■ **RECORD EXCERPTS**:

========

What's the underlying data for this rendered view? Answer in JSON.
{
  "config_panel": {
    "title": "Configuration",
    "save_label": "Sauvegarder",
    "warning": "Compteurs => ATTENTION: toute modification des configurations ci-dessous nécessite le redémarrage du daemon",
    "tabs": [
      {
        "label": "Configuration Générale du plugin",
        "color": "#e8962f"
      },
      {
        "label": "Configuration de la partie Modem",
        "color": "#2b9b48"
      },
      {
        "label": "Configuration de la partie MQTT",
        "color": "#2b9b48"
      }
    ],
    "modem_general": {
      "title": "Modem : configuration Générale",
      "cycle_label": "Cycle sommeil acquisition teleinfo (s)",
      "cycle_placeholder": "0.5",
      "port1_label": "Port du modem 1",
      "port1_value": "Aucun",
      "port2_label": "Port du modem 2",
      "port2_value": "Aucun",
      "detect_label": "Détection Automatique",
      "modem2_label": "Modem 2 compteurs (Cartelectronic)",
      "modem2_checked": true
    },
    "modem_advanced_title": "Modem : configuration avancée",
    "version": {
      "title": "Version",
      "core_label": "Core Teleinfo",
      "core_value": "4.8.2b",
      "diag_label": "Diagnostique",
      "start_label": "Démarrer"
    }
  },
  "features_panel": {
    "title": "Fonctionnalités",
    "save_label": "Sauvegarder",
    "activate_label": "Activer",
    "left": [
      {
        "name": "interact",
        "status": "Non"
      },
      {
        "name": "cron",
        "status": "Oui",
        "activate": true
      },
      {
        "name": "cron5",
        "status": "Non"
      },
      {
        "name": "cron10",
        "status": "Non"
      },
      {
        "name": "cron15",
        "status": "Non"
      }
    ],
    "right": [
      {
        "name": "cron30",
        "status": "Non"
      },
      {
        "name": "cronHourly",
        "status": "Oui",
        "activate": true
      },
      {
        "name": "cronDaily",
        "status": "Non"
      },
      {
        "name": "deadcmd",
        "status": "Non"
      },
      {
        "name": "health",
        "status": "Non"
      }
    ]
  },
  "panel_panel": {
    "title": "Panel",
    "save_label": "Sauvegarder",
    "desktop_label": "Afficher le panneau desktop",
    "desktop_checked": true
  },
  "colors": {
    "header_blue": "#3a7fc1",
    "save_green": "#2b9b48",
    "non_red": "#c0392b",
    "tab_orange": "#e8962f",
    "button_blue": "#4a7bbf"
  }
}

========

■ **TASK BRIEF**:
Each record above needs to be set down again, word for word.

■ **PROBLEM SOLUTION**:
What's the underlying data for this rendered view? Answer in JSON.
{
  "config_panel": {
    "title": "Configuration",
    "save_label": "Sauvegarder",
    "warning": "Compteurs => ATTENTION: toute modification des configurations ci-dessous nécessite le redémarrage du daemon",
    "tabs": [
      {
        "label": "Configuration Générale du plugin",
        "color": "#e8962f"
      },
      {
        "label": "Configuration de la partie Modem",
        "color": "#2b9b48"
      },
      {
        "label": "Configuration de la partie MQTT",
        "color": "#2b9b48"
      }
    ],
    "modem_general": {
      "title": "Modem : configuration Générale",
      "cycle_label": "Cycle sommeil acquisition teleinfo (s)",
      "cycle_placeholder": "0.5",
      "port1_label": "Port du modem 1",
      "port1_value": "Aucun",
      "port2_label": "Port du modem 2",
      "port2_value": "Aucun",
      "detect_label": "Détection Automatique",
      "modem2_label": "Modem 2 compteurs (Cartelectronic)",
      "modem2_checked": true
    },
    "modem_advanced_title": "Modem : configuration avancée",
    "version": {
      "title": "Version",
      "core_label": "Core Teleinfo",
      "core_value": "4.8.2b",
      "diag_label": "Diagnostique",
      "start_label": "Démarrer"
    }
  },
  "features_panel": {
    "title": "Fonctionnalités",
    "save_label": "Sauvegarder",
    "activate_label": "Activer",
    "left": [
      {
        "name": "interact",
        "status": "Non"
      },
      {
        "name": "cron",
        "status": "Oui",
        "activate": true
      },
      {
        "name": "cron5",
        "status": "Non"
      },
      {
        "name": "cron10",
        "status": "Non"
      },
      {
        "name": "cron15",
        "status": "Non"
      }
    ],
    "right": [
      {
        "name": "cron30",
        "status": "Non"
      },
      {
        "name": "cronHourly",
        "status": "Oui",
        "activate": true
      },
      {
        "name": "cronDaily",
        "status": "Non"
      },
      {
        "name": "deadcmd",
        "status": "Non"
      },
      {
        "name": "health",
        "status": "Non"
      }
    ]
  },
  "panel_panel": {
    "title": "Panel",
    "save_label": "Sauvegarder",
    "desktop_label": "Afficher le panneau desktop",
    "desktop_checked": true
  },
  "colors": {
    "header_blue": "#3a7fc1",
    "save_green": "#2b9b48",
    "non_red": "#c0392b",
    "tab_orange": "#e8962f",
    "button_blue": "#4a7bbf"
  }
}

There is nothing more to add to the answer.